#### [Assignment]
Could you say how many lines in the entries contain the string "author"? Give only that number.
Segment Start: Excerpted data
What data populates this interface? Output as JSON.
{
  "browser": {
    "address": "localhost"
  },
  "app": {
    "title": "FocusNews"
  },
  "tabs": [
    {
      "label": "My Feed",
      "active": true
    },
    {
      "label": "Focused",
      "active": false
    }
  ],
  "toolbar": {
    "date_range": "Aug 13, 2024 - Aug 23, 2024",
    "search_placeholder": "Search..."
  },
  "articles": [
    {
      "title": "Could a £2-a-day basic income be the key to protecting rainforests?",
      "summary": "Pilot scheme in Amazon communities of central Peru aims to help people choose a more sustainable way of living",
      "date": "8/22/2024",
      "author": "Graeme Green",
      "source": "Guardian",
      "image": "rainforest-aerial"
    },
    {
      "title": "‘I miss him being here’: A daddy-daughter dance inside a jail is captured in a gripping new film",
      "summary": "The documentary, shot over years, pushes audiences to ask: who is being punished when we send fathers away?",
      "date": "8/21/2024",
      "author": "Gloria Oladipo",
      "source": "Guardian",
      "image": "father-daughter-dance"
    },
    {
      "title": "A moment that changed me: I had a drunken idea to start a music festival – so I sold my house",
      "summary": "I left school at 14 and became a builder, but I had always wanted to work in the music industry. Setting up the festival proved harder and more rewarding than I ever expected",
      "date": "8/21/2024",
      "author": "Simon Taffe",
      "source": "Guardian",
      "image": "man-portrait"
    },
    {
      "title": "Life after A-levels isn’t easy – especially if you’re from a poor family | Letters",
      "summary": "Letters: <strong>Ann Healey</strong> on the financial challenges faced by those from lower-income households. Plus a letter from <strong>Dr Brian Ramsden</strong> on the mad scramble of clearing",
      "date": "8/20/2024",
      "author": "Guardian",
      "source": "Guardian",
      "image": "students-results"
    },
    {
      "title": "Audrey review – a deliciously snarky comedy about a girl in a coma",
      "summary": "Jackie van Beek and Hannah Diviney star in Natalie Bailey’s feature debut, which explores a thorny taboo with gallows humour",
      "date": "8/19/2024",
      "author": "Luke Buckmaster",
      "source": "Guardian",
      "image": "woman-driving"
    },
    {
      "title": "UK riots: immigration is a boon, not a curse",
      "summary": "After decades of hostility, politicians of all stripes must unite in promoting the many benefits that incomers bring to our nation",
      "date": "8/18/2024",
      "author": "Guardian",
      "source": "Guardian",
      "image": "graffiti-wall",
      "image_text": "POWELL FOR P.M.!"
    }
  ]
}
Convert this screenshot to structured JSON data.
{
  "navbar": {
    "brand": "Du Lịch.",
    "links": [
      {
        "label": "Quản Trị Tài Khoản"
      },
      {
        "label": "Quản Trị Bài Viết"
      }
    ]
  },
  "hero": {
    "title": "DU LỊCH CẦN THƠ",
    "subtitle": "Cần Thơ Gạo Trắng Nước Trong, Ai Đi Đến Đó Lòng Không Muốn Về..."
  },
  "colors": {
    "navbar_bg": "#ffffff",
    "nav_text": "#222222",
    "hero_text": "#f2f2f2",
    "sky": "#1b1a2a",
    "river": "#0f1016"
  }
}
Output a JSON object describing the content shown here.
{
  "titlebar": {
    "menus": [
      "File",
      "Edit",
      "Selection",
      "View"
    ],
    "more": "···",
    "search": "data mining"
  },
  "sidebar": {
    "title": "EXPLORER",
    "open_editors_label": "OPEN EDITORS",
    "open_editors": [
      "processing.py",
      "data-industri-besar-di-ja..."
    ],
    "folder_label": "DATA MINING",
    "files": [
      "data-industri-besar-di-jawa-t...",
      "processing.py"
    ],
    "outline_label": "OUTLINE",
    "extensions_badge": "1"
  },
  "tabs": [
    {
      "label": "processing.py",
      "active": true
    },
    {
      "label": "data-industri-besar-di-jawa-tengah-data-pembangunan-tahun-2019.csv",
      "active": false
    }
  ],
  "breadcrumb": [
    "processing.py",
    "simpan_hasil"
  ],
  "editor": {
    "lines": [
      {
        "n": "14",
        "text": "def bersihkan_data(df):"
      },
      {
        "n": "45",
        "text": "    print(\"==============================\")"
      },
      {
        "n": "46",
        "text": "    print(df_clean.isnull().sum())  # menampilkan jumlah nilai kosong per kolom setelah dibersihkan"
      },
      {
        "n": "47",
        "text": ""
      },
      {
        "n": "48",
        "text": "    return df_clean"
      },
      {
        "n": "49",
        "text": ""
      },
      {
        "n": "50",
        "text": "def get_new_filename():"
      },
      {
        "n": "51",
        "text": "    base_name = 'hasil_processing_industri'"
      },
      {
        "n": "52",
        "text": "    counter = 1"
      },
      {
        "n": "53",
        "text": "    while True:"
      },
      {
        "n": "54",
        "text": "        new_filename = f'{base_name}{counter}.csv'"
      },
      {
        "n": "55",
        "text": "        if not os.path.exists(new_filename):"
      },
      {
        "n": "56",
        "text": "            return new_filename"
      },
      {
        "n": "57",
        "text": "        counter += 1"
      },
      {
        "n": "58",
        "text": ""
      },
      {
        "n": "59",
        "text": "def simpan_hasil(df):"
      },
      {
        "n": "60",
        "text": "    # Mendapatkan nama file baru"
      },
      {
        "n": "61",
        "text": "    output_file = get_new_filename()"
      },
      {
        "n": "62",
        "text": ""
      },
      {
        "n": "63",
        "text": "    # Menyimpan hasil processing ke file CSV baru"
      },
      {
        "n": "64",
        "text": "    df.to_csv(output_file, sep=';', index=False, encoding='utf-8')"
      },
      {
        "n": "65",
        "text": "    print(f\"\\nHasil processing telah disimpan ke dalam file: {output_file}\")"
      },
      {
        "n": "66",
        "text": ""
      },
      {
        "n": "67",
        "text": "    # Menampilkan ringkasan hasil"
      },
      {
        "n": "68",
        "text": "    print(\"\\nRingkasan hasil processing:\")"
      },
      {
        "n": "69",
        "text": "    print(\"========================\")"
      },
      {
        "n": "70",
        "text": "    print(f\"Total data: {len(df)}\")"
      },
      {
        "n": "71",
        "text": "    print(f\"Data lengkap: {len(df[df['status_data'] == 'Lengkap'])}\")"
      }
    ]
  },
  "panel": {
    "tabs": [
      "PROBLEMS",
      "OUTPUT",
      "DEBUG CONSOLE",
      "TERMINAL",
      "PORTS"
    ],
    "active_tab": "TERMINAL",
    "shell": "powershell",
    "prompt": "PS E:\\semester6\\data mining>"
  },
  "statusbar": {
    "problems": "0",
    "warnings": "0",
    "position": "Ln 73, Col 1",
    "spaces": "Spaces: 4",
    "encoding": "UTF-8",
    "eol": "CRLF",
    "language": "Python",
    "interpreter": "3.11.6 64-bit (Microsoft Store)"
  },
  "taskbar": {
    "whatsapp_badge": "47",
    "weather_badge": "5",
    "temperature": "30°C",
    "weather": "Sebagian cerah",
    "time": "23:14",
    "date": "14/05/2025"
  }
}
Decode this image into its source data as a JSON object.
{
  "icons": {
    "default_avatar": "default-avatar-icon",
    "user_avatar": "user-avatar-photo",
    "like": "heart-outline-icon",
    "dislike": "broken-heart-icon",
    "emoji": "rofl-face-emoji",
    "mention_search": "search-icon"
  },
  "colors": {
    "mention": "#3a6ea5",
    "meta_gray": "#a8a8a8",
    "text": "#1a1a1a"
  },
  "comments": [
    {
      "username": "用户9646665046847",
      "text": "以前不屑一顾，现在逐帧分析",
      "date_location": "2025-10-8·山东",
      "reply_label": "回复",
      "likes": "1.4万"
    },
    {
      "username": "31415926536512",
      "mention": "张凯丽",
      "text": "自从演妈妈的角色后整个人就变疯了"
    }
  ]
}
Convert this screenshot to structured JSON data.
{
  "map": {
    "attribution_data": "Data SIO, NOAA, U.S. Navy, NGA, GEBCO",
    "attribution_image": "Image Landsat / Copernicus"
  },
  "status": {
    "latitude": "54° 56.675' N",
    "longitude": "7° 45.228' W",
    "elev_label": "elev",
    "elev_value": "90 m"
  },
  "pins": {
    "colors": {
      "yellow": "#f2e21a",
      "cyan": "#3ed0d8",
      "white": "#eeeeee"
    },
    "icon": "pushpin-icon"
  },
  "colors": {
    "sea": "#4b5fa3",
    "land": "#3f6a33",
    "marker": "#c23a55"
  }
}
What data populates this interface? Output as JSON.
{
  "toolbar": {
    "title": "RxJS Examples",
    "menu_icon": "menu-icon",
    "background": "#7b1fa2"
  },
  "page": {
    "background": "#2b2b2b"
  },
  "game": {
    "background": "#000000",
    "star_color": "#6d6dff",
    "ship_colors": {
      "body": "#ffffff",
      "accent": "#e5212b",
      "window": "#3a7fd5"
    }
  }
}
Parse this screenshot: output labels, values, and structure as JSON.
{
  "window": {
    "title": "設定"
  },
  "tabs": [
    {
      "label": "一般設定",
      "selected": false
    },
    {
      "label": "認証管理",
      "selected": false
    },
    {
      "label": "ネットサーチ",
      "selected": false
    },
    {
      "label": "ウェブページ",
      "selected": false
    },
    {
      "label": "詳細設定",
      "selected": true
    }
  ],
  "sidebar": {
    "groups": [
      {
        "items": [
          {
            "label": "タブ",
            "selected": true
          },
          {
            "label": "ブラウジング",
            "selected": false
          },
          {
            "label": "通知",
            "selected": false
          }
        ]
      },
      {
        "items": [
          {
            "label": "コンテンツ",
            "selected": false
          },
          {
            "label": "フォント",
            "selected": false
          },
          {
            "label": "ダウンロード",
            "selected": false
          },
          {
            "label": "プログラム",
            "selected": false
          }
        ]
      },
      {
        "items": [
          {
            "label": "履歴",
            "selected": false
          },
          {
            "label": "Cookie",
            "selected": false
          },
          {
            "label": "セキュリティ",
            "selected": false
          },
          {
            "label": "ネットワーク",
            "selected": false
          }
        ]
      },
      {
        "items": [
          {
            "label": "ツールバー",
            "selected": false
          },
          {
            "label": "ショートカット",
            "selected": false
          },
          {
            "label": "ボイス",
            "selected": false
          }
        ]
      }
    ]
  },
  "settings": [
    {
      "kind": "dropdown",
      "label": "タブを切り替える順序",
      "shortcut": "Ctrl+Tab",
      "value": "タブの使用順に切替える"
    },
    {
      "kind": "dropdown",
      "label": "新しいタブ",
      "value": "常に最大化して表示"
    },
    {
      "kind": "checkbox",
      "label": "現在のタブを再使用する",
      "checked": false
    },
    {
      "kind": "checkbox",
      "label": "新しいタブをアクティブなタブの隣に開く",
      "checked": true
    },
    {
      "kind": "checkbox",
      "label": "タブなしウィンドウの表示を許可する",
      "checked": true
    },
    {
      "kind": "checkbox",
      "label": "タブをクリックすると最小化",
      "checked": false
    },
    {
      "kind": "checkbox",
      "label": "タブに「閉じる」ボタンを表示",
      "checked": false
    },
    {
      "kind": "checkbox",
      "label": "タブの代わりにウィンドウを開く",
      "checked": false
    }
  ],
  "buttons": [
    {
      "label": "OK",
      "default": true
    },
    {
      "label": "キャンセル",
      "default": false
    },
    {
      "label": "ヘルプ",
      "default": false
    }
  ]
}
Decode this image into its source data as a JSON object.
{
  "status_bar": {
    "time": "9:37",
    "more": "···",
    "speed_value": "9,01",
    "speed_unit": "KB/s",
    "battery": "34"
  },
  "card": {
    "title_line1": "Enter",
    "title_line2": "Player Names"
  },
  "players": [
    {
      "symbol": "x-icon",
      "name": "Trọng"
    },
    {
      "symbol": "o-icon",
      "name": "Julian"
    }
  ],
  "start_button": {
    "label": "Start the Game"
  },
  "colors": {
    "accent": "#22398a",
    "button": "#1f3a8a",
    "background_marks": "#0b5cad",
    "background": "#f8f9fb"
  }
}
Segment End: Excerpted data
#### [Solution to this exercise]
6